“Representative Omar hasn’t followed the law. She’s repeatedly trampled on the laws of the state in a variety of areas, and gotten by with it.”
Minnesota authorities have been investigating Rep. Ilhan Omar (D-MN) for allegedly using $6,000 in campaign funds to pay her divorce attorney and travel to Boston and Estonia when she served in the state legislature.
On Monday, ABC local affiliate 13 WHAM-TV reported that officials have concluded their investigation and will soon reveal the findings of two complaints against the controversial freshman congresswoman. The two complaints, were brought by State Rep. Steve Drazkowski (R). In his complaint to the Minnesota Campaign Finance Board, Drazkowski accused Omar of spending nearly $6,000 in campaign money on a trip to Boston and Estonia and for divorce attorney fees.
“The Omar Committee’s 2017 year-end report shows several non-campaign disbursements for out-of-state travel for Rep. Omar to attend various events,” one notification read, according to Drazkowski. “The information on the committee’s 2017 year-end report does not indicate how attendance at these events would have helped Rep. Omar in the performance of her legislative duties.”
Minnesota state Rep. Steve Drazkowski (R) filed the complaints last year.

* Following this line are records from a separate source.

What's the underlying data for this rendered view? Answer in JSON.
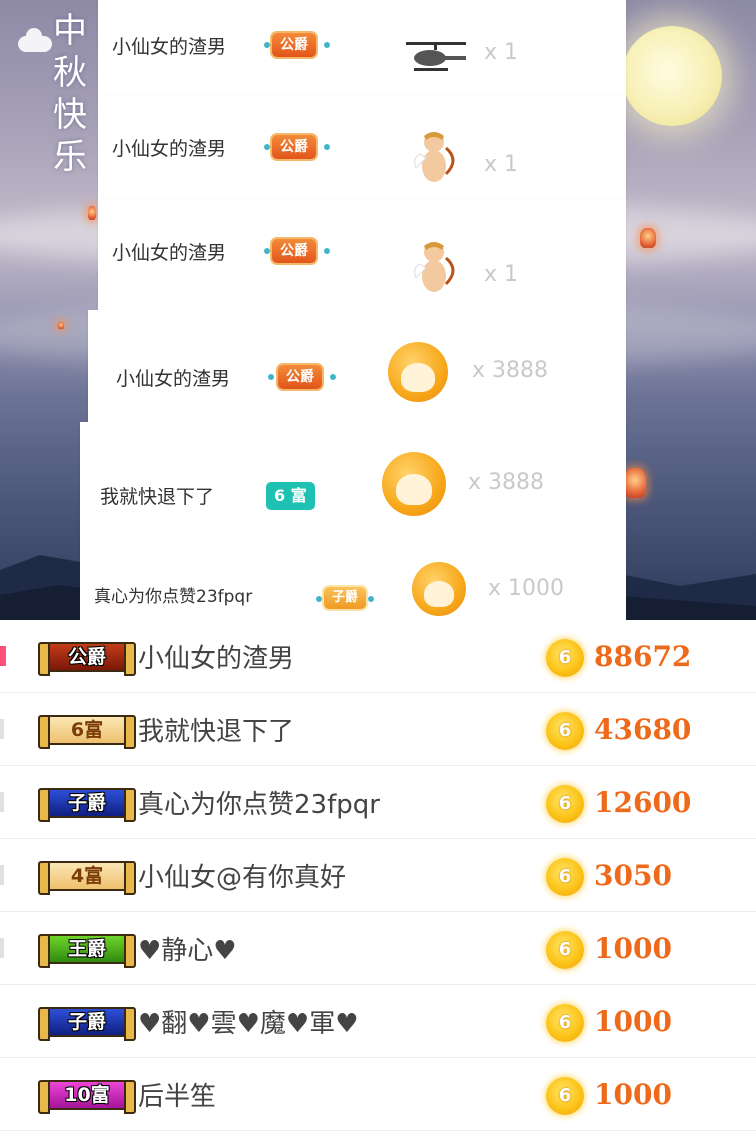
{
  "background": {
    "festival_text": [
      "中",
      "秋",
      "快",
      "乐"
    ]
  },
  "gift_feed": [
    {
      "name": "小仙女的渣男",
      "badge": "公爵",
      "badge_type": "duke",
      "gift_icon": "helicopter-icon",
      "count": "x 1"
    },
    {
      "name": "小仙女的渣男",
      "badge": "公爵",
      "badge_type": "duke",
      "gift_icon": "cupid-icon",
      "count": "x 1"
    },
    {
      "name": "小仙女的渣男",
      "badge": "公爵",
      "badge_type": "duke",
      "gift_icon": "cupid-icon",
      "count": "x 1"
    },
    {
      "name": "小仙女的渣男",
      "badge": "公爵",
      "badge_type": "duke",
      "gift_icon": "coin-avatar-icon",
      "count": "x 3888"
    },
    {
      "name": "我就快退下了",
      "badge": "6 富",
      "badge_type": "rich",
      "gift_icon": "coin-avatar-icon",
      "count": "x 3888"
    },
    {
      "name": "真心为你点赞23fpqr",
      "badge": "子爵",
      "badge_type": "viscount",
      "gift_icon": "coin-avatar-icon",
      "count": "x 1000"
    }
  ],
  "leaderboard": [
    {
      "badge": "公爵",
      "badge_type": "duke",
      "name": "小仙女的渣男",
      "coin": "6",
      "score": "88672"
    },
    {
      "badge": "6富",
      "badge_type": "rich",
      "name": "我就快退下了",
      "coin": "6",
      "score": "43680"
    },
    {
      "badge": "子爵",
      "badge_type": "viscount",
      "name": "真心为你点赞23fpqr",
      "coin": "6",
      "score": "12600"
    },
    {
      "badge": "4富",
      "badge_type": "rich",
      "name": "小仙女@有你真好",
      "coin": "6",
      "score": "3050"
    },
    {
      "badge": "王爵",
      "badge_type": "king",
      "name": "♥静心♥",
      "coin": "6",
      "score": "1000"
    },
    {
      "badge": "子爵",
      "badge_type": "viscount",
      "name": "♥翻♥雲♥魔♥軍♥",
      "coin": "6",
      "score": "1000"
    },
    {
      "badge": "10富",
      "badge_type": "rich10",
      "name": "后半笙",
      "coin": "6",
      "score": "1000"
    }
  ],
  "colors": {
    "score": "#ee6a1a",
    "rank1_marker": "#ff4f7b",
    "coin": "#fcc419"
  }
}
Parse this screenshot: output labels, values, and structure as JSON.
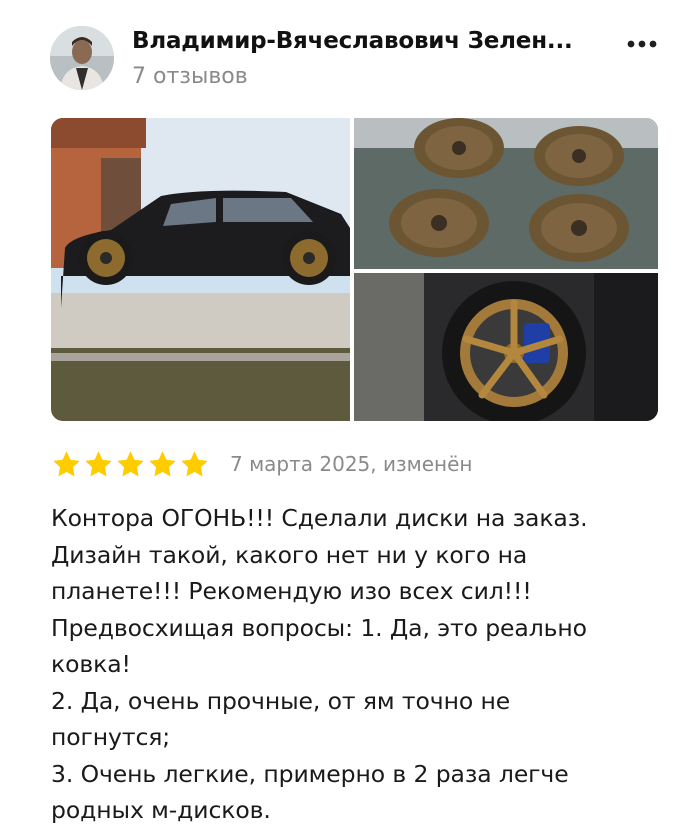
{
  "author": {
    "name": "Владимир-Вячеславович Зелен...",
    "reviews_count": "7 отзывов",
    "avatar_icon": "person-avatar"
  },
  "menu": {
    "icon": "more-dots-icon"
  },
  "photos": [
    {
      "subject": "black SUV with bronze wheels parked outside"
    },
    {
      "subject": "four bronze wheel rims on the ground"
    },
    {
      "subject": "close-up of bronze wheel with blue brake caliper"
    }
  ],
  "rating": {
    "stars": 5,
    "max": 5,
    "color": "#FFCC00"
  },
  "review": {
    "date": "7 марта 2025, изменён",
    "lines": [
      "Контора ОГОНЬ!!! Сделали диски на заказ.",
      "Дизайн такой, какого нет ни у кого на",
      "планете!!! Рекомендую изо всех сил!!!",
      "Предвосхищая вопросы: 1. Да, это реально",
      "ковка!",
      "2. Да, очень прочные, от ям точно не",
      "погнутся;",
      "3. Очень легкие, примерно в 2 раза легче",
      "родных м-дисков."
    ]
  }
}
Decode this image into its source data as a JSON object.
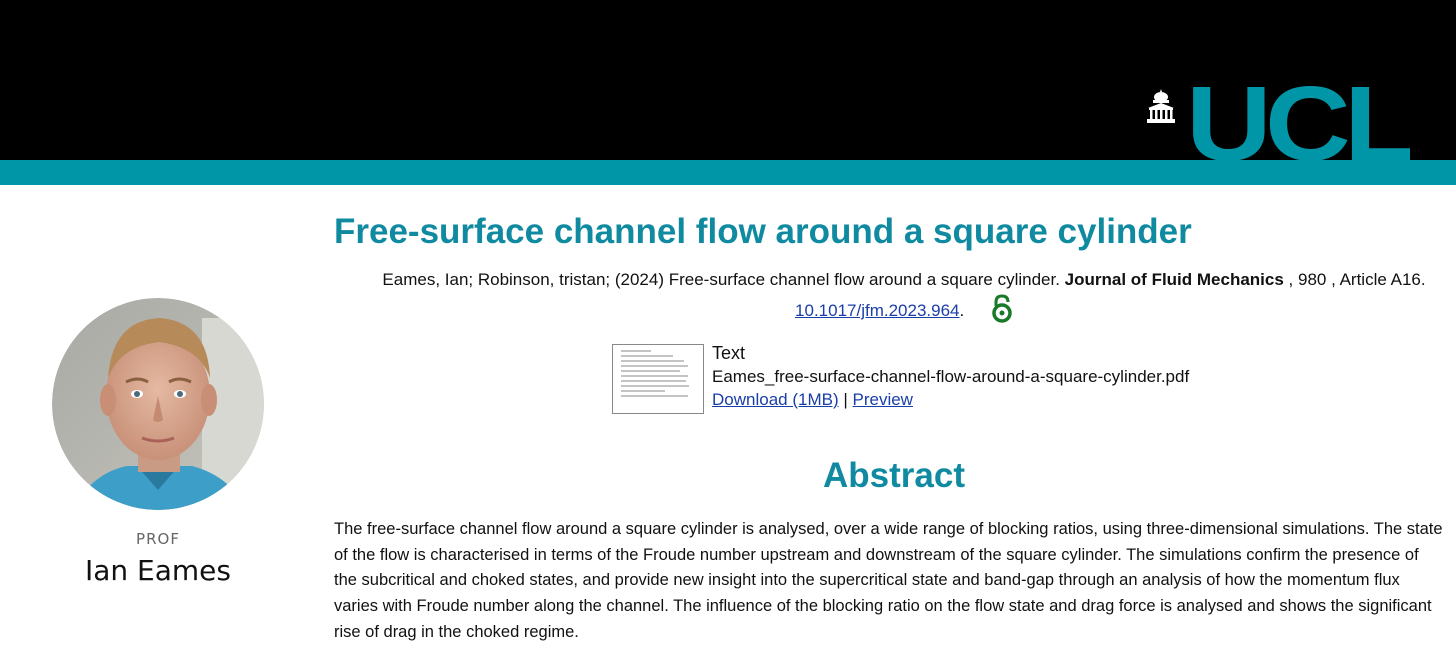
{
  "header": {
    "logo_text": "UCL",
    "colors": {
      "background": "#000000",
      "accent": "#0096a8"
    }
  },
  "profile": {
    "title": "PROF",
    "name": "Ian Eames"
  },
  "main": {
    "title": "Free-surface channel flow around a square cylinder",
    "citation": {
      "authors_year_title": "Eames, Ian; Robinson, tristan; (2024) Free-surface channel flow around a square cylinder.",
      "journal": "Journal of Fluid Mechanics",
      "volume_article": ", 980 , Article A16.",
      "doi": "10.1017/jfm.2023.964",
      "doi_suffix": ".",
      "open_access_icon": "open-access-icon"
    },
    "document": {
      "type": "Text",
      "filename": "Eames_free-surface-channel-flow-around-a-square-cylinder.pdf",
      "download_label": "Download (1MB)",
      "separator": "|",
      "preview_label": "Preview"
    },
    "abstract_heading": "Abstract",
    "abstract_text": "The free-surface channel flow around a square cylinder is analysed, over a wide range of blocking ratios, using three-dimensional simulations. The state of the flow is characterised in terms of the Froude number upstream and downstream of the square cylinder. The simulations confirm the presence of the subcritical and choked states, and provide new insight into the supercritical state and band-gap through an analysis of how the momentum flux varies with Froude number along the channel. The influence of the blocking ratio on the flow state and drag force is analysed and shows the significant rise of drag in the choked regime."
  }
}
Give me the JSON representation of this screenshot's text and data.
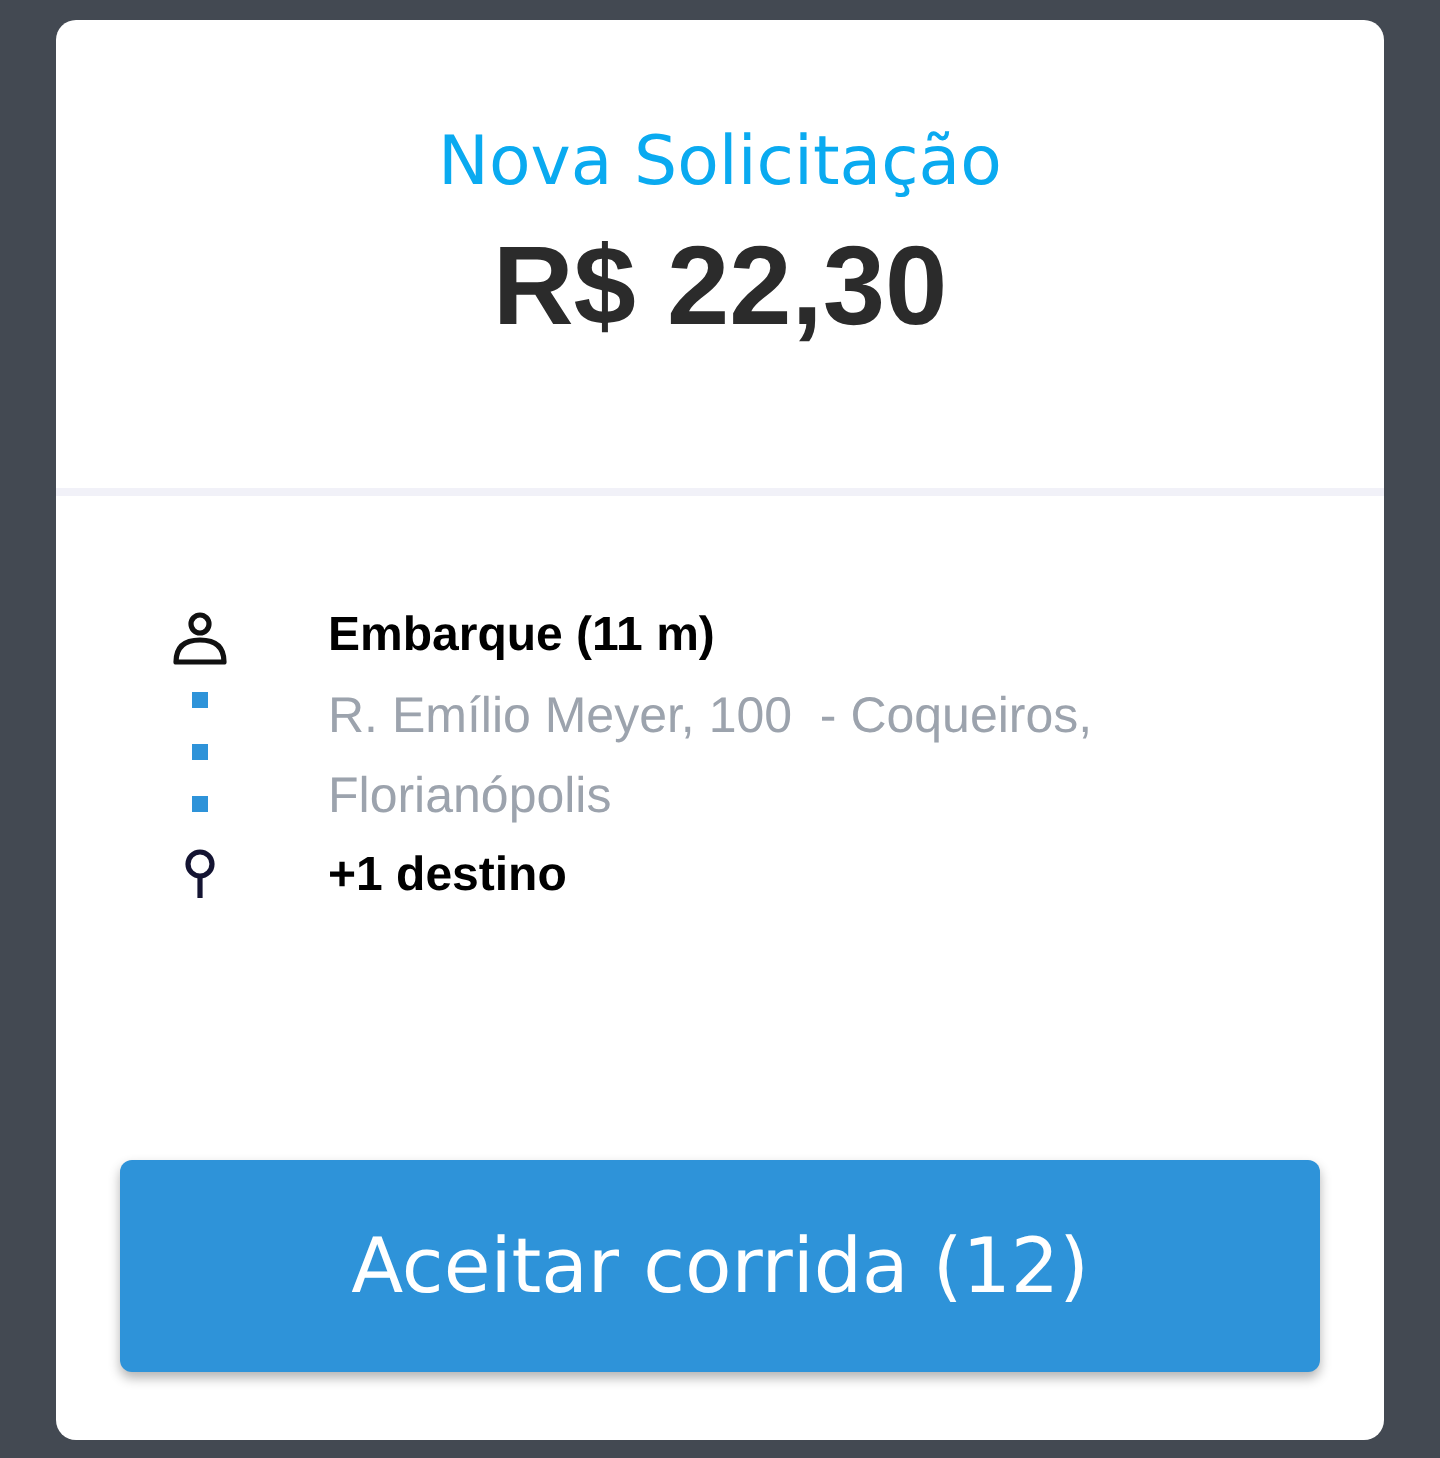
{
  "card": {
    "title": "Nova Solicitação",
    "price": "R$ 22,30"
  },
  "stops": [
    {
      "kind": "pickup",
      "label": "Embarque (11 m)",
      "address": "R. Emílio Meyer, 100  - Coqueiros, Florianópolis"
    },
    {
      "kind": "destination",
      "label": "+1 destino"
    }
  ],
  "accept_button": "Aceitar corrida (12)"
}
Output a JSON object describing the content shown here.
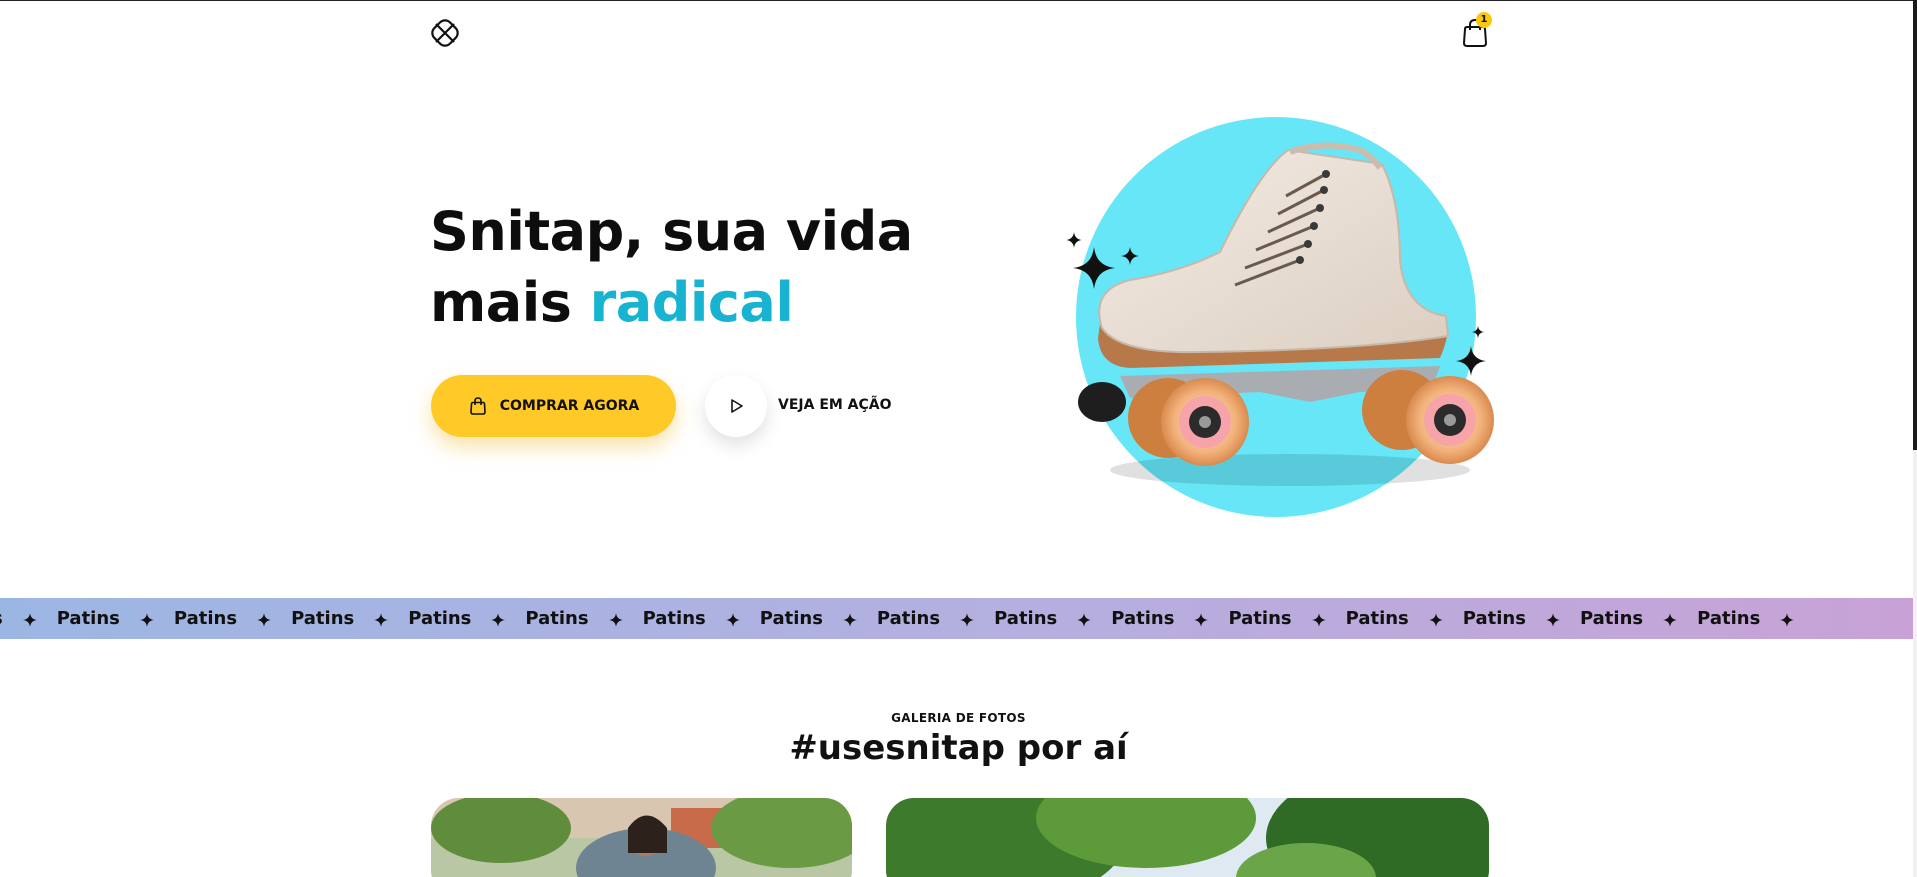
{
  "header": {
    "logo_icon": "snitap-logo-icon",
    "cart_icon": "shopping-bag-icon",
    "cart_count": "1"
  },
  "hero": {
    "title_line1": "Snitap, sua vida",
    "title_line2_plain": "mais ",
    "title_line2_accent": "radical",
    "buy_button": "COMPRAR AGORA",
    "play_label": "VEJA EM AÇÃO",
    "image_icon": "roller-skate-image"
  },
  "marquee": {
    "word": "Patins",
    "separator_icon": "four-point-star-icon"
  },
  "gallery": {
    "kicker": "GALERIA DE FOTOS",
    "title": "#usesnitap por aí"
  },
  "colors": {
    "accent_cyan": "#19b3d2",
    "button_yellow": "#ffc928",
    "circle_cyan": "#66e6f7",
    "marquee_start": "#9cb6e3",
    "marquee_end": "#c8a2d6"
  }
}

Drazkowski’s filing of the two complaints followed an earlier episode in which Omar repaid $2,500 for honoraria she received for speeches at colleges that receive state funding, a violation of ethics rules for Minnesota lawmakers.
“I had observed a long pattern,” Drazkowski told Sinclair in an interview from his office in southeastern Minnesota. “Representative Omar hasn’t followed the law. She’s repeatedly trampled on the laws of the state in a variety of areas, and gotten by with it.”
Approached by Sinclair as she left the Capitol on March 28, accompanied by an aide, Omar refused to answer any questions about the campaign finance allegations. The aide suggested Sinclair try to schedule an interview instead. When Sinclair contacted Omar spokesman Jeremy Slevin for that purpose, he directed that the inquiry be routed to his personal email account; an inquiry subsequently sent to that account produced no reply from Slevin. The Minnesota campaign finance board, following standard practice, declined to confirm or deny whether it has opened an investigation into the subject of any complaint.
Drazkowski has updated his website constantly with information about the complaints. The Minnesota Campaign Finance Board agreed to investigate after it reviewed Omar’s 2017 year-end reports. The board found “several noncampaign disbursements for out-of-state travel for Rep. Omar to attend various events” and concluded that the information “does not indicate how attendance at these events would have helped Rep. Omar in the performance of her legislative duties.”
Drazkowski claimed “that Omar’s gender and ethnicity — she is Muslim-American and an immigrant from Somalia — and her willingness to cast herself as a victim of discrimination make her critics fearful of speaking out against her, whether on substantive policy or ethics issues.” He may have a point. The campaign funds issue came up in a debate where she called Drazkowski “bigoted.”
Back in October, Omar explained she used the funds to pay her attorney as “crisis management services to her state House campaign.” The Minnesota Star Tribune editorial board insisted Omar needs a full and proper explanation to the voters in Minnesota’s Fifth District. The board demanded the explanation come before voters hit the polls, but from what I can tell, it never came.
Despite the controversy, Omar easily won the House seat against her Republican opponent by 80%. It’s not a shock since the district has not elected a Republican since 1963.
Omar has caused quite a stir since she began her first term in Congress in January with numerous anti-Semitic remarks, including a suggestion that Republicans only support Israel due to money.
ABC 7 said sources close to the investigative process will issue rulings by the end of May, if not befor